Media reports suggest Trump is ready to transition from crisis mode to a new phase focused on economic recovery and his re-election.

For his part, Cuomo issued two pointed tweets on Sunday evening. One said: “‘Everyone is entitled to his own opinion, but not his own facts.’ — Senator Daniel Patrick Moynihan.” The other thanked health care, hospital and nursing home workers, and said: “You are heroes. #NewYorkTough.”

Trump’s publicity stunt also drew direct criticism. Walter Shaub, former director of the Office of Government Ethics, tweeted: “Beyond being another taxpayer-funded campaign ad, this video clip also makes Trump look exceedingly weak. The video casts Cuomo as Trump’s boss giving him a performance appraisal. (If only!).”

The president also sought to downplay the national testing shortage, despite governors’ complaints that they lack sufficient capacity to safely reopen their economies. And he became visibly angry when questioned why he had still been holding campaign rallies in February rather than warning Americans about the virus.

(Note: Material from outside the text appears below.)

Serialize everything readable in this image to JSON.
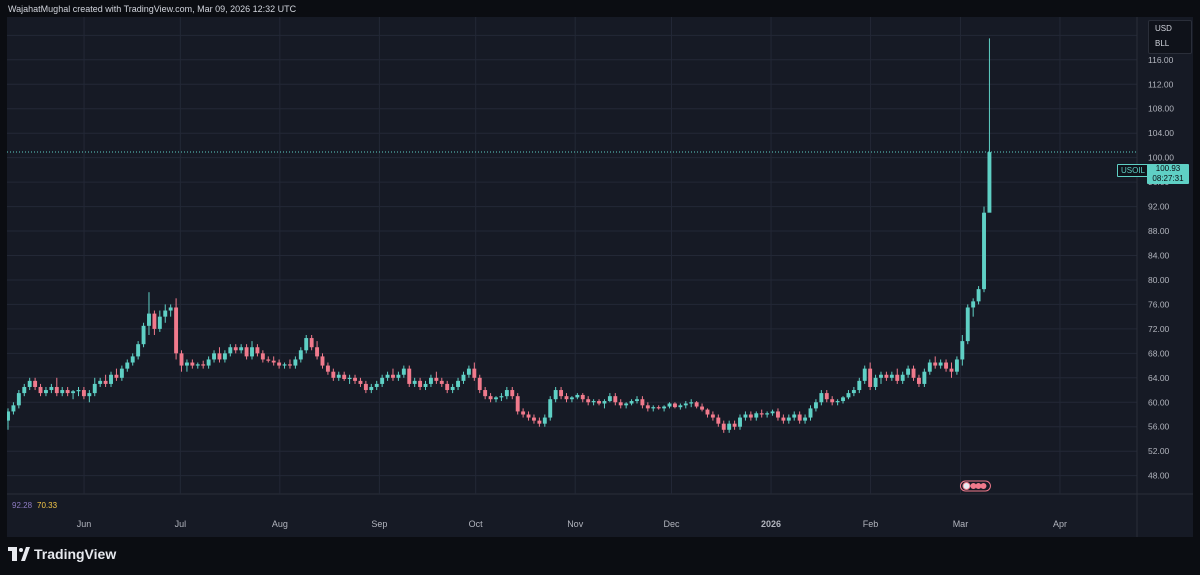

Challenged repeatedly by Weijia Jiang of CBS News, he demanded: “Who are you with? ... nice and easy, nice and easy, just relax ... Keep your voice down, please. Keep your voice down.” Touting his partial travel restrictions on China, he insisted: “You should say, ‘Thank you very much for good judgment.’”

Away from the virus, Trump was questioned on whether he would consider pardoning allies Michael Flynn and Roger Stone, who were caught in the justice department’s Russia investigation. “The top of the FBI was scum,” he complained bitterly. “They’re human scum.”